Although the invention has been described with respect to certain of its more important features, it will be understood that the invention is subject to variations and modifications without departing from its broader scope. Thus, for example, the outer shell may be either textured, differentially textured, or not textured. The superior portion of the prosthesis is preferably silicone, but may be any biocompatible elastomeric material. Thus, a silicone foam, either open or closed cell, may be an acceptable material for thickening the superior aspect of the shell as would any other elastomeric biocompatible material having tissue-like characteristics. The posterior portion of the shell may be thickened or otherwise reinforced to facilitate implantation and/or stabilize the prosthesis following implantation. In addition to being useful as a mammary prosthesis, the improved implantable prosthesis of this invention can also be used for different shapes and forms for the purpose of augmenting tissue anywhere on the animal or human body for aesthetic and reconstructive purposes. As far as the fluid filler goes, while normal saline or sterile water are currently preferred fillers, any other bio-compatible and acceptable filler such as hyaluronic acid, hydrogel solutions or dextran might be equally acceptable as a liquid filler.
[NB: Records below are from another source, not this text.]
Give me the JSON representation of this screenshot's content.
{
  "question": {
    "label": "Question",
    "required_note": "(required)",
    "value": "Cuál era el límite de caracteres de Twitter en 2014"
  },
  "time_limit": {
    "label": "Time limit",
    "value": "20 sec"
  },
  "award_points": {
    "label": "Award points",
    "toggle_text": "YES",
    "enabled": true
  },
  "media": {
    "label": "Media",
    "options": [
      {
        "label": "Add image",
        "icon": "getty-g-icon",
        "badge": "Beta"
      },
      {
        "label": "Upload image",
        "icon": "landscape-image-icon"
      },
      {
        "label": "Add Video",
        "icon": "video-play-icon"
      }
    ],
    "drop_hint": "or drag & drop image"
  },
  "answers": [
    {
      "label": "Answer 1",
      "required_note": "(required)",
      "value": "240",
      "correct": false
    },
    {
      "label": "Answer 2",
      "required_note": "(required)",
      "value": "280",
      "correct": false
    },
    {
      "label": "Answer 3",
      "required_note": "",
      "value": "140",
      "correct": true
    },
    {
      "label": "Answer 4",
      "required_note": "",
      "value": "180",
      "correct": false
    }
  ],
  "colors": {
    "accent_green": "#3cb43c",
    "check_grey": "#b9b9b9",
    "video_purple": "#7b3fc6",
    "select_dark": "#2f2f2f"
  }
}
Accordingly, it is to be understood that the foregoing description is considered as being illustrative of, rather than limitative upon, the invention as defined by the appended claims.


1. A fluid-filled prosthesis adapted for permanent implantation beneath the skin of a person comprising an outer shell of varying wall thicknesses, said outer shell having the general shape of a breast, said shell being divided into superior and inferior halves wherein a substantial portion of the superior half having a first wall thickness and the inferior half having a second wall thickness, said first wall thickness being greater than said second wall thickness and wherein said superior portion is that half of the prosthesis which is uppermost when the prosthesis is implanted beneath the skin of the person and the person is erect.

2. The fluid filled breast prosthesis of claim 1 wherein said first wall thickness is at least twice as great as said second wall thickness.

3. The fluid-filled breast prosthesis of claim 1 further comprising a means for transdermally adjusting the volume of fluid in said fluid-filled prosthesis following implantation.

4. The fluid-filled breast prosthesis of claim 2 further comprising a means for transdermally adjusting the volume of fluid in said fluid-filled prosthesis following implantation.

Referenced Cited
U.S. Patent Documents
4217889 August 19, 1980 Radovan et al.
4332634 June 1, 1982 Aperavich
4795464 January 3, 1989 Ebert et al.
4840615 June 20, 1989 Hancock et al.
4899764 February 13, 1990 Gauger et al.
Patent History
Patent number: 5480430
Type: Grant
Filed: Oct 7, 1994
Date of Patent: Jan 2, 1996
Assignee: McGhan Medical Corporation (Santa Barbara, CA)
Inventors: Daniel A. Carlisle (Santa Barbara, CA), G. Patrick Maxwell (Nashville, TN)
Primary Examiner: Debra S. Brittingham
Attorney: Michael G. Petit
Application Number: 8/320,121
Current U.S. Class: Implantable (623/8); Breast Prosthesis (623/7); 623/11
International Classification: A61F 212; A61F 252; A61F 202;